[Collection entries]
· · · ·

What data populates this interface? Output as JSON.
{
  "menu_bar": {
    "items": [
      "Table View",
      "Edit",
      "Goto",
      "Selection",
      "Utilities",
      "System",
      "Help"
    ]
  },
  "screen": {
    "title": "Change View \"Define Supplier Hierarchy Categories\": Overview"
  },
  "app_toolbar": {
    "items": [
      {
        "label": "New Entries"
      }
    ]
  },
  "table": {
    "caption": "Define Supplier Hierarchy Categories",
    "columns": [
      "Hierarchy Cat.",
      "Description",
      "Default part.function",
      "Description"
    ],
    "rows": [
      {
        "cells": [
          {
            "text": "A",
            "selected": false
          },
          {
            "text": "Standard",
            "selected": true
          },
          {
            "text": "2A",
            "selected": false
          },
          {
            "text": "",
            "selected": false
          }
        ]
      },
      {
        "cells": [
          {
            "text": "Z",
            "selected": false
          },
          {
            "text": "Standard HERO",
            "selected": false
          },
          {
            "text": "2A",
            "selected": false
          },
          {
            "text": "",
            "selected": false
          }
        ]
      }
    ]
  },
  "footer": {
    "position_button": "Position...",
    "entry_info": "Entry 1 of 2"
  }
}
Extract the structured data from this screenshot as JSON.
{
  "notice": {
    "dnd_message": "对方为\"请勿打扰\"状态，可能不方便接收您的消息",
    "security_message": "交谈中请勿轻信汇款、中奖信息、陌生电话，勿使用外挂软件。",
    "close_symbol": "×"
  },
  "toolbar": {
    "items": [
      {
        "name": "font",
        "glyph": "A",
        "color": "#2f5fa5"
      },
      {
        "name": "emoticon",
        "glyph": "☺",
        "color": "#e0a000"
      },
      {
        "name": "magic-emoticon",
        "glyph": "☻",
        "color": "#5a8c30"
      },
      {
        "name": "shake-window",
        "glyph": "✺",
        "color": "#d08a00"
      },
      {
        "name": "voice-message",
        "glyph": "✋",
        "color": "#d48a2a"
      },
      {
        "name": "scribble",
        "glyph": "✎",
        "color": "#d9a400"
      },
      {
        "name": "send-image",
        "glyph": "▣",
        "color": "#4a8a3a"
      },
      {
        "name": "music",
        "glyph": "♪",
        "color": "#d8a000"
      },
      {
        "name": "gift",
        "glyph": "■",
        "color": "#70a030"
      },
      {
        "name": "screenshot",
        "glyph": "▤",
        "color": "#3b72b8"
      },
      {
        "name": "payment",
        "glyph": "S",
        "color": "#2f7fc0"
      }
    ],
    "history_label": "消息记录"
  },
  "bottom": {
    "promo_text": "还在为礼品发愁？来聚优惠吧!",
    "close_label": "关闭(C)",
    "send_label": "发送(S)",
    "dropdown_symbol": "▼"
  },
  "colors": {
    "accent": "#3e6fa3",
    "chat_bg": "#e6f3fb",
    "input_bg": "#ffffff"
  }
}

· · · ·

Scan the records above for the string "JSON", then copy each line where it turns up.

Exercise solution>
What data populates this interface? Output as JSON.
Extract the structured data from this screenshot as JSON.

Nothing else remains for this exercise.